But after they heard a little background information about the paintings, their gazes shifted. For instance, after seeing the serene “Landscape at Twilight” for the first time, the children were told that some of the hay contained green flecks of paint from a different painting. During their second look at the painting, the children spent more time looking at the hay.

The adults, in contrast, weren’t as drawn to the bright colors and attention-grabbing objects on their first (or second) looks. They focused more on other areas of the paintings.

The results, published June 21 in PLOS ONE, show that when children are given context about a painting they shift what they focus on while viewing it.

That switch in gaze represents an interesting switch in thinking, the researchers believe. The first type of viewing relies on “bottom-up” attention, in which the eye is drawn to whatever visually pops out. Walker describes this sort of looking as something involuntary, driven by the physical properties of an object or scene. The second sort of attention, called “top-down,” is more purposeful. “Top-down attentional control is driven voluntarily, by factors that are internal to the observer,” Walker says.

Looking for your friend in a crowd, holding a picture of her in mind, requires intentional searching. That’s a top-down task. But if you’re suddenly captivated by the sight of a monkey playing a tiny accordion, that would be a bottom-up diversion. Studies like this one on children and adults suggest that with age, “top-down processes become more and more important, while bottom-up attention loses strength,” Walker says.

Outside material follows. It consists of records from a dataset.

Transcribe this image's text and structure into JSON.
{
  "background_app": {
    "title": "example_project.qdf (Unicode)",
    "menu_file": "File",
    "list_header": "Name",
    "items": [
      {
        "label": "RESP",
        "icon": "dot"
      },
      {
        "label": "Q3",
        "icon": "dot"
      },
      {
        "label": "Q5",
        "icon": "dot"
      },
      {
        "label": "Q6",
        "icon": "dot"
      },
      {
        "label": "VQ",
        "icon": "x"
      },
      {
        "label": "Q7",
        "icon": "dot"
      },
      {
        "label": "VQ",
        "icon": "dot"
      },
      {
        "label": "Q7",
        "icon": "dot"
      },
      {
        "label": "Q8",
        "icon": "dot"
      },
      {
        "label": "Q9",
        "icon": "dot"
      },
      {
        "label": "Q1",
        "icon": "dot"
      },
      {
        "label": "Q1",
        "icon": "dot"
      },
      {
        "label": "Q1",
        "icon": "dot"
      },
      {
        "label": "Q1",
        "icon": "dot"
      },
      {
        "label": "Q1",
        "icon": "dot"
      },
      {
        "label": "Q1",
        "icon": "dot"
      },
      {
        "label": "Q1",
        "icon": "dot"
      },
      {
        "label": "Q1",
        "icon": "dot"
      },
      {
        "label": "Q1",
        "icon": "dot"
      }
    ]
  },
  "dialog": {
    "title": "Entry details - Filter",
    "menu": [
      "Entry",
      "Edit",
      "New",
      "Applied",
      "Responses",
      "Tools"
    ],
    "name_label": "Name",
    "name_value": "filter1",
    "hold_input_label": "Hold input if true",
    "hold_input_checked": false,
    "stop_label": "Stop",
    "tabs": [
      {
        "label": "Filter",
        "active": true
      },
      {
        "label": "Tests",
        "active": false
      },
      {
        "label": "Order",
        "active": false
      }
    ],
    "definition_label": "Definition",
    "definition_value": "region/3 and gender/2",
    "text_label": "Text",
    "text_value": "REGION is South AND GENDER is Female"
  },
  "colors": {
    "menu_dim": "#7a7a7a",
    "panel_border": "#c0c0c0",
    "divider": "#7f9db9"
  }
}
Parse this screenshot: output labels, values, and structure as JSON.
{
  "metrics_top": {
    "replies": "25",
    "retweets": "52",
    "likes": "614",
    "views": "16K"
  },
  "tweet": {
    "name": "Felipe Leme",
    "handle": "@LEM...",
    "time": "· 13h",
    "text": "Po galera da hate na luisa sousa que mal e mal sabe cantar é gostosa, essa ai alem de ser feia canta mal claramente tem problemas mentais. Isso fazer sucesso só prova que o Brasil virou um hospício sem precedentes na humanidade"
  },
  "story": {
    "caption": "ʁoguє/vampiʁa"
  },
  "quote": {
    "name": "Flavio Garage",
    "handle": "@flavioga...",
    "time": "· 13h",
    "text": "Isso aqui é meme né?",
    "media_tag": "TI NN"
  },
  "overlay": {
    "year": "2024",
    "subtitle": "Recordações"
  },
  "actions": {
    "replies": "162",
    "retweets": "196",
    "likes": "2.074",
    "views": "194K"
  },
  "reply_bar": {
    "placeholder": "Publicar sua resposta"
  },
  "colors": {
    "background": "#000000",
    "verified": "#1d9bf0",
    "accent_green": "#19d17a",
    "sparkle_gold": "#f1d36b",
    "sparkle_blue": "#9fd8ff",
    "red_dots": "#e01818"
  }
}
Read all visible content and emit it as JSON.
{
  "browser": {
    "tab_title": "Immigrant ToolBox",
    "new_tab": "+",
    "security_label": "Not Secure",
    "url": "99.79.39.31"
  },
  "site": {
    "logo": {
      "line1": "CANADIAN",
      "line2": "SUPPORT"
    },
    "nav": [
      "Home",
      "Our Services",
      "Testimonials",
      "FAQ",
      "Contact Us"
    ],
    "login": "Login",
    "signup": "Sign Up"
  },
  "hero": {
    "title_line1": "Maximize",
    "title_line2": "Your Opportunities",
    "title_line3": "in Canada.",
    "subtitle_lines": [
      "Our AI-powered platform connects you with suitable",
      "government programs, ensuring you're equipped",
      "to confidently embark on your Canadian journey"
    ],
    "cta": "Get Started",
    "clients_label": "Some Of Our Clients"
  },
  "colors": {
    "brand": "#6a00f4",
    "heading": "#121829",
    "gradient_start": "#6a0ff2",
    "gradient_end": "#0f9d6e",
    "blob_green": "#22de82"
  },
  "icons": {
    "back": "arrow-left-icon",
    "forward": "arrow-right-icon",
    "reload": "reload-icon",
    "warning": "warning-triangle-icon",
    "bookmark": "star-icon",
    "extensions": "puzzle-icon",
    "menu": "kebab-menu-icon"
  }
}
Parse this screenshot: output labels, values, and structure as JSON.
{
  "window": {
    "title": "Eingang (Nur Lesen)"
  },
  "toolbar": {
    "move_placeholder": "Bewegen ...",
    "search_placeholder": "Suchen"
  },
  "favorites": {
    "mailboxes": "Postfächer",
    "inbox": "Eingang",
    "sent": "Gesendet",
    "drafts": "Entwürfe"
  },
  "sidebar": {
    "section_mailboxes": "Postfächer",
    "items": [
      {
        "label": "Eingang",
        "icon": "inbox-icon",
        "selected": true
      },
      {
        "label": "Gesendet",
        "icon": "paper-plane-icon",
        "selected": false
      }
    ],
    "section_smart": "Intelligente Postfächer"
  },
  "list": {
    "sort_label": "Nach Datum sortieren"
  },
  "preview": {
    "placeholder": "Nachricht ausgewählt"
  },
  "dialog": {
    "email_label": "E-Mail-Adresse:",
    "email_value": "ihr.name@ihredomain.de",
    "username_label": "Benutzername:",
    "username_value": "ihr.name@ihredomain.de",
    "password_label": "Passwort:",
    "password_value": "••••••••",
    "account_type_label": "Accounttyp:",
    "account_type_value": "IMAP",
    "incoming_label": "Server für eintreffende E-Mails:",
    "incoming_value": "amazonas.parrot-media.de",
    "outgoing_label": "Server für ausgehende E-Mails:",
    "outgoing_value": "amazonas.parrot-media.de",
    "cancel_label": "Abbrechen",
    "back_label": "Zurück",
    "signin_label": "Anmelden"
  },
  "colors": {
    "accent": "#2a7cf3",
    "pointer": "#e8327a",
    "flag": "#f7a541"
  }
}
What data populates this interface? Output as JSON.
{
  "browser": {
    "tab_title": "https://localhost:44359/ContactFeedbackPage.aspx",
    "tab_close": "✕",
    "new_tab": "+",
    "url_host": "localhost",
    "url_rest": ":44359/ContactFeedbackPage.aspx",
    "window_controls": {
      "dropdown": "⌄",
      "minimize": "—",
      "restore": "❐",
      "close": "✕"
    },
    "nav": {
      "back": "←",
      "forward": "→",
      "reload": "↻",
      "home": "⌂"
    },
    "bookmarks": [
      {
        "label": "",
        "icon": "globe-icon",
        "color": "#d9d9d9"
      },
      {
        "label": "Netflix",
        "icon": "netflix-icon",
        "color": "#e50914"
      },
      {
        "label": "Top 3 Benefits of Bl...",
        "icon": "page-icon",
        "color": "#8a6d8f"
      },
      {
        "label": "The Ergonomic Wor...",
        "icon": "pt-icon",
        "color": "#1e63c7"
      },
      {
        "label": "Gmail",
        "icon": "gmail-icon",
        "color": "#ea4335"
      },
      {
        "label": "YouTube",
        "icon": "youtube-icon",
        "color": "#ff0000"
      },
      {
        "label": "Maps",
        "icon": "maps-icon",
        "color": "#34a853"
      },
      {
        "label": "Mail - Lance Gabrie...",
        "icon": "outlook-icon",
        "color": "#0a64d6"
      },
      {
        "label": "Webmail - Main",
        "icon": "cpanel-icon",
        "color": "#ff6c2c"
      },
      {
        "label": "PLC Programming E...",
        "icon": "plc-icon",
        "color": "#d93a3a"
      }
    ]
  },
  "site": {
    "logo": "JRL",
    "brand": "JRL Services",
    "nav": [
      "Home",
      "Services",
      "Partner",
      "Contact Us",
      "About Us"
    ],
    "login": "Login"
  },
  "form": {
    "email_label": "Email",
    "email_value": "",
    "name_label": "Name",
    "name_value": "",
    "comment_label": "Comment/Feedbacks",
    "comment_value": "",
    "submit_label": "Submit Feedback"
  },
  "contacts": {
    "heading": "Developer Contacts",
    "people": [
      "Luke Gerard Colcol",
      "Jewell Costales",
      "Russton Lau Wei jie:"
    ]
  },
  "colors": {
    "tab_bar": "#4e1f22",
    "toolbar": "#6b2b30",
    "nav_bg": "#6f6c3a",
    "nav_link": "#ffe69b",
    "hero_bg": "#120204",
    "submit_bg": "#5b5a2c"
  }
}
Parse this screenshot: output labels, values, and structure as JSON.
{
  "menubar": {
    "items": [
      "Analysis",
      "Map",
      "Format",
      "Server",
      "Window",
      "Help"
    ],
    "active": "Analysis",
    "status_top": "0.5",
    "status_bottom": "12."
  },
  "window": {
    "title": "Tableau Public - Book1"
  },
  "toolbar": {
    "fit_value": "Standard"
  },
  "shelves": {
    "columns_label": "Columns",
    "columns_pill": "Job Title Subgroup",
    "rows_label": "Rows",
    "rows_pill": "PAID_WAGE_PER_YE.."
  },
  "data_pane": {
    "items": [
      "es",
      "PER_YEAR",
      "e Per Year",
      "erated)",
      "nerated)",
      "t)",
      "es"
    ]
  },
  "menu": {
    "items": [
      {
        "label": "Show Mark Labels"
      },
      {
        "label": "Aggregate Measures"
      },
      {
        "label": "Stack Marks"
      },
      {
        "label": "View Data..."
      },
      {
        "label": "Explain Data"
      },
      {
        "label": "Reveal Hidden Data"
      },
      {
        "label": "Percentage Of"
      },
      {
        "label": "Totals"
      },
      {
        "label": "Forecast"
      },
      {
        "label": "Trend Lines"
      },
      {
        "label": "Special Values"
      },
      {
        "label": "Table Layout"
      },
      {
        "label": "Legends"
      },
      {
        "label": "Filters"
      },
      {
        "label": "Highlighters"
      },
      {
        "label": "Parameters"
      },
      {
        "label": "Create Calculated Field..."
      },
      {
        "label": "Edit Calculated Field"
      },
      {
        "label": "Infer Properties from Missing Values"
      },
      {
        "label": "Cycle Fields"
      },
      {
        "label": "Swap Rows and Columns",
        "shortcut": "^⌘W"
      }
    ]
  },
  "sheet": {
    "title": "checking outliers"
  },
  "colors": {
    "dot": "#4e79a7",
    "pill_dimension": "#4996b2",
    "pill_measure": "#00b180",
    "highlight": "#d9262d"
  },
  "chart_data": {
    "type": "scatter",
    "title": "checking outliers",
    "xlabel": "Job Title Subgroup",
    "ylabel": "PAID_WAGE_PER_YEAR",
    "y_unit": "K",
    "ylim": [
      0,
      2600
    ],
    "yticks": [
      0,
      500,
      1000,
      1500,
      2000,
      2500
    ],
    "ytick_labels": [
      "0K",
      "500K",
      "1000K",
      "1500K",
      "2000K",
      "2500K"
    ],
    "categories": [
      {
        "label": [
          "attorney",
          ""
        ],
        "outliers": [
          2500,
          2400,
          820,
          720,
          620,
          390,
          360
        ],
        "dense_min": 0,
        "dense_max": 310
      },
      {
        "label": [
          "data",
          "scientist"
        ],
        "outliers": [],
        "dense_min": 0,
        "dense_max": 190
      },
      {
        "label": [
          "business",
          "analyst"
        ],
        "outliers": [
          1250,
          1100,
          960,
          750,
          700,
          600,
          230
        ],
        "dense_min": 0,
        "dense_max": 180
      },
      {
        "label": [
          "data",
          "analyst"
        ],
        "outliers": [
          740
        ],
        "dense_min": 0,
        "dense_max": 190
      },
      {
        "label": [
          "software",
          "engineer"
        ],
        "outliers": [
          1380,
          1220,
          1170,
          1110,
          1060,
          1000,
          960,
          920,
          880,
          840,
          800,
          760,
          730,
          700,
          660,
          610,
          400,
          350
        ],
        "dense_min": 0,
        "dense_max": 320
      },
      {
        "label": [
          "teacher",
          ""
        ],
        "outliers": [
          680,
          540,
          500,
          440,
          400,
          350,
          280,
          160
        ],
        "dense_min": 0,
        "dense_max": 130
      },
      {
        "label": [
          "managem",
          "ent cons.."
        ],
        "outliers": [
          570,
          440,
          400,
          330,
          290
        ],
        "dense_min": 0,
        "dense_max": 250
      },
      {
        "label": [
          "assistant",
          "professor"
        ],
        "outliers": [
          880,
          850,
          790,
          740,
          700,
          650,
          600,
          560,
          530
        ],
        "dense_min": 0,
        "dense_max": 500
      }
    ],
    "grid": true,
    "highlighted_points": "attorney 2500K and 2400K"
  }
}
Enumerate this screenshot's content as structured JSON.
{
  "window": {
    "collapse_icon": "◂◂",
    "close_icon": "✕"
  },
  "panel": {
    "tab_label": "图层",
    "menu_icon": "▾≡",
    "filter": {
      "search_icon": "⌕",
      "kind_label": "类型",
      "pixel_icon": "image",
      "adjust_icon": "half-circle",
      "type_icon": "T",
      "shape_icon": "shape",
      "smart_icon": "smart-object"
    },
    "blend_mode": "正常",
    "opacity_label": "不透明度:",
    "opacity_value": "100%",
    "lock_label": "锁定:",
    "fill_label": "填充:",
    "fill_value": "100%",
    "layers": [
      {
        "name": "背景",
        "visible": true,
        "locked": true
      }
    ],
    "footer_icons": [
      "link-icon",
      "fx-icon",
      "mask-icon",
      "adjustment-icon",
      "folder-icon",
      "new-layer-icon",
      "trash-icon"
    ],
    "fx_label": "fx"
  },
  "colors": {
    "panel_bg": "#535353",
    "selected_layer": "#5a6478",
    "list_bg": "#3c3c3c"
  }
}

Similar data would be much harder to pull from younger, wigglier children. I showed one of the paintings used in the study — Van Gogh’s “Tree Roots,” an abstract jumble of blue and brown and green — to my 4-year-old.

In the absence of eye-tracking technology, I just asked my daughter what she saw. She started by naming colors: “Blue, green, brown.” After she ran through all of the hues, I asked if she saw anything else. She paused, considering the image carefully. “Is it dinosaurs?” she asked. I told her that it’s a painting of tangled, blue tree roots in the ground. “But that green part looks like a Tyrannosaurus,” she told me. As her little finger gestured toward my computer screen, I saw what she meant: A green T. Rex head, rising majestically from the roots.